There is though a more international defence of Pinochet and his like, amongst whom Salazar, Franco and possibly now Putin or Musharref might be included. The defence which says that though they had murdered and tortured their populations, though they were tyrants that abused and withheld freedom, the outcome of their policies was good for the countries concerned. They kept the lid on unrest by dubious practices and methods of dictatorship- Pinochet stopped Allende if the price was the abolition of democracy, the deaths of thousands of Chileans and the torture of thousands more then it was a price worth paying.
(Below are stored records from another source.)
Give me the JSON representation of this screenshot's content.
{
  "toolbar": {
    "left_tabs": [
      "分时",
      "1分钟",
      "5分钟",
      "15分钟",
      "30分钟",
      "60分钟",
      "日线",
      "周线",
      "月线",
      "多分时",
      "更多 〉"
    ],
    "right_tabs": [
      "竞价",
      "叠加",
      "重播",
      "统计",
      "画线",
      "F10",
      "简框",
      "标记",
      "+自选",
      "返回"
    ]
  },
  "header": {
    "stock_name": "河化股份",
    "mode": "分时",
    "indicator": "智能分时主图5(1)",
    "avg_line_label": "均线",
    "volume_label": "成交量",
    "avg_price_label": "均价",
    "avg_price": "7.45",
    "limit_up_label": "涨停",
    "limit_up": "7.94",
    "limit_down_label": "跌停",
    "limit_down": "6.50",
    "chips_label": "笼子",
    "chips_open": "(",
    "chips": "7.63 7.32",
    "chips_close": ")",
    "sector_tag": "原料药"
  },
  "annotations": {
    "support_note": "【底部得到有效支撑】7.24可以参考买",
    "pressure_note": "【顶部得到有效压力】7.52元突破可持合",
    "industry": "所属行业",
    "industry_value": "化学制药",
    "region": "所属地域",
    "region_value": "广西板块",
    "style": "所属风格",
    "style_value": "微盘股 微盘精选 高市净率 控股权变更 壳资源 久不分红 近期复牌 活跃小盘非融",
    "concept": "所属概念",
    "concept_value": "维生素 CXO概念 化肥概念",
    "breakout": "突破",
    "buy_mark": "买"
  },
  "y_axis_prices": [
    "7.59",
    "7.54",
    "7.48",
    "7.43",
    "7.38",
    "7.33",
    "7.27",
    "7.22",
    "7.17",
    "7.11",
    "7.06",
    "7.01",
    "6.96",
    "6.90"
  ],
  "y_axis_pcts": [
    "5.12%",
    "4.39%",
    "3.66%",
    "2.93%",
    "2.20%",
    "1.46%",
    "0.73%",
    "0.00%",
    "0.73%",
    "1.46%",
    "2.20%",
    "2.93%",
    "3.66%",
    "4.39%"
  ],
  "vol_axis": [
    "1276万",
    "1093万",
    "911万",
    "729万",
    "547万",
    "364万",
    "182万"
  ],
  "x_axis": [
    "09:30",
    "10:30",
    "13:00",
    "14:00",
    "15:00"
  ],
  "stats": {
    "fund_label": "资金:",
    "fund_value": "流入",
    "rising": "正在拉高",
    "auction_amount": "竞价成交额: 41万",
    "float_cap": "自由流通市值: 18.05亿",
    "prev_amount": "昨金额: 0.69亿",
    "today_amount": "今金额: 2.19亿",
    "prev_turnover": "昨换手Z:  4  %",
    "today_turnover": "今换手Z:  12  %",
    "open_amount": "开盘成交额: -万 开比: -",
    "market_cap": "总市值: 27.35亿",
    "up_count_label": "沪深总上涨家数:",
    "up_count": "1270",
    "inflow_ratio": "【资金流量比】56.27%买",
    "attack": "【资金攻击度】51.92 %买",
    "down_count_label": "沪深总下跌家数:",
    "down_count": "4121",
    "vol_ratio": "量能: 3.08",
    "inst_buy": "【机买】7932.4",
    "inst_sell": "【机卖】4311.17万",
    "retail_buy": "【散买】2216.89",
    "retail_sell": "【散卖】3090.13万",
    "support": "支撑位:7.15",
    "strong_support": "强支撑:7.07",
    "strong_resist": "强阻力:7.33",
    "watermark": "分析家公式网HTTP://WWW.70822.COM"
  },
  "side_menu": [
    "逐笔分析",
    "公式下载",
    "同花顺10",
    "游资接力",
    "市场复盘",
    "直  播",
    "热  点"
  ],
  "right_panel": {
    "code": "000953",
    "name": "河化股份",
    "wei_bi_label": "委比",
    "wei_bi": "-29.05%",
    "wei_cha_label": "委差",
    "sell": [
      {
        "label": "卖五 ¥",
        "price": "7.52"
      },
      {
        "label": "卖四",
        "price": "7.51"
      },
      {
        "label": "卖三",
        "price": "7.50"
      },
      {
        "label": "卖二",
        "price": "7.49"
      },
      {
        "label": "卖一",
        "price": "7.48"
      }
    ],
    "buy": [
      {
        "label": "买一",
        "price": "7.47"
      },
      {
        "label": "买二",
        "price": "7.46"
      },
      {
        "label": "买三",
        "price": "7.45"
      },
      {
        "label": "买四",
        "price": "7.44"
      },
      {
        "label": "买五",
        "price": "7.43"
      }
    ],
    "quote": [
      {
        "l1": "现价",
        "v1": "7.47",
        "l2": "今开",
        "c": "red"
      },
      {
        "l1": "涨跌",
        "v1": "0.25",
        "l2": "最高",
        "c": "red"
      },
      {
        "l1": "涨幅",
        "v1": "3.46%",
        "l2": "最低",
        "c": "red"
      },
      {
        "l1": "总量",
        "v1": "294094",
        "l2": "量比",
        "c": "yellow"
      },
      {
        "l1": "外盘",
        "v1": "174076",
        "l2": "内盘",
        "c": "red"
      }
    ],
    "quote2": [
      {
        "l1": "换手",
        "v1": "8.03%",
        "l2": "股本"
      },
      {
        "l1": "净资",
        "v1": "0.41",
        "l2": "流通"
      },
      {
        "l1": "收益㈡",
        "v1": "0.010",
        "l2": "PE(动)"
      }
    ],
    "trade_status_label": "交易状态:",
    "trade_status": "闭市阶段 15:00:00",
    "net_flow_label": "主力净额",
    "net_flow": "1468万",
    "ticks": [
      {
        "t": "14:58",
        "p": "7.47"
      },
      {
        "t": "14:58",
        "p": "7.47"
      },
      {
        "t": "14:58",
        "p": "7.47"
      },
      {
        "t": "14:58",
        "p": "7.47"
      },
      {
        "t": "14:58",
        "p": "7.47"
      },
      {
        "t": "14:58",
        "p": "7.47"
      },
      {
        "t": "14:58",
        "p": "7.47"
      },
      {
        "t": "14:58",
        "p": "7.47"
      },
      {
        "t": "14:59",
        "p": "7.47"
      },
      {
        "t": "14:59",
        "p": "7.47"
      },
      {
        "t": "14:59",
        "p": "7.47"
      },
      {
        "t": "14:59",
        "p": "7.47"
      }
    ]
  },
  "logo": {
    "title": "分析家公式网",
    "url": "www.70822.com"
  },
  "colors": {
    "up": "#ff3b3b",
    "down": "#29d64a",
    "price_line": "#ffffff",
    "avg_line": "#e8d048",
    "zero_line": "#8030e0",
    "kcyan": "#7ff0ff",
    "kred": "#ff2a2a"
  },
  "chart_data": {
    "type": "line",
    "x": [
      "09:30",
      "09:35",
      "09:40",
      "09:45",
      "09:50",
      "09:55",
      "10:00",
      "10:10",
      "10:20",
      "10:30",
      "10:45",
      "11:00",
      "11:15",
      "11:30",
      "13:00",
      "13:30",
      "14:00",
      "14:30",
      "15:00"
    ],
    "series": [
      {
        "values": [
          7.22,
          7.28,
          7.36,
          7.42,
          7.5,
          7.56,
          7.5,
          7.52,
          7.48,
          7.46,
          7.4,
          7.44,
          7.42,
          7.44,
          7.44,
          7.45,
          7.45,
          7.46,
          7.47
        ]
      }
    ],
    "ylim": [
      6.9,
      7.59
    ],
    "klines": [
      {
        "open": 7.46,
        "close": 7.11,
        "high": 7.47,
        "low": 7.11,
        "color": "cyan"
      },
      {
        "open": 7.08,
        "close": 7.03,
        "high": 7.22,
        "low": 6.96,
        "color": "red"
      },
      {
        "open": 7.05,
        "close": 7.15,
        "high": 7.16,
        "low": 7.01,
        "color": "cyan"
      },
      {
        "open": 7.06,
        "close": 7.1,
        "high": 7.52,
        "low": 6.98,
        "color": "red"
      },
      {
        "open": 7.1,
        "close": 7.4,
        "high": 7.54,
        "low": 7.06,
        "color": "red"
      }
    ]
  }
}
There are two ways of attacking this question. The first comes in a notable argument in the Weekly Standard, which argues that the counterfactual history of disaster is simply untrue. We don't know what Chile would have looked like without Pinochet. We also to be honest should not excuse Pinochet's crimes by saying that there were other criminals around- if I murder your mother it doesn't really deal with my guilt if I tell you that she wasn't very nice really and anyway that there is a serial killer down the road. It doesn't make it any better if I tell you that you are psychologically better off for the murder- the crime remains a crime.
What this ultimately comes down to though is a second more important distinction and that is that if we are democrats, we are democrats first and partisans second. We beleive in democracy before we beleive in our own policy prescriptions. Therefore we would not wish for a coup to bring in with torture and murder, our own preferences- indeed we would count that to be worse than a democratically elected government which we opposed. People have tried to codify this in conventions of human rights, and in fundamental laws since the very early development of constitutional government- and this adherence to a process over an outcome is what is really aimed at. The process we are describing is a process of corporate decision making- democracy is about a choice made by an electorate for or against a government (in most systems that ends up being a choice of who to throw out not who to put in) and the key part, something that Francis Fukuyama in his awful book about the End of History captured, is that it involves a recognition of the autonomy of other individuals to decide things for themselves. Democracy ultimately is about, that horrendous word, respect- respect for the right of others to make their own decisions.
If you go outside the process, like some of Pinochet or Putin's spokesmen seek to do, in search of an outcome, what you actually do is deny the autonomy and the humanity of those that oppose you. (Of course you may be forced to do so if they go outside of the process themselves: but that ultimately is a justification more often abused than rightly used). Pinochet's supporters therefore in search of short term policy goals and even medium term prosperity, undervalue the right of every human being to be respected as an agent that can make its own decisions- the forcing of a society into a particular mould is not in the view of this blogger a sensible or a right way of proceeding with politics. The death of Pinochet should be greeted by all with glee that a tyrant has fallen.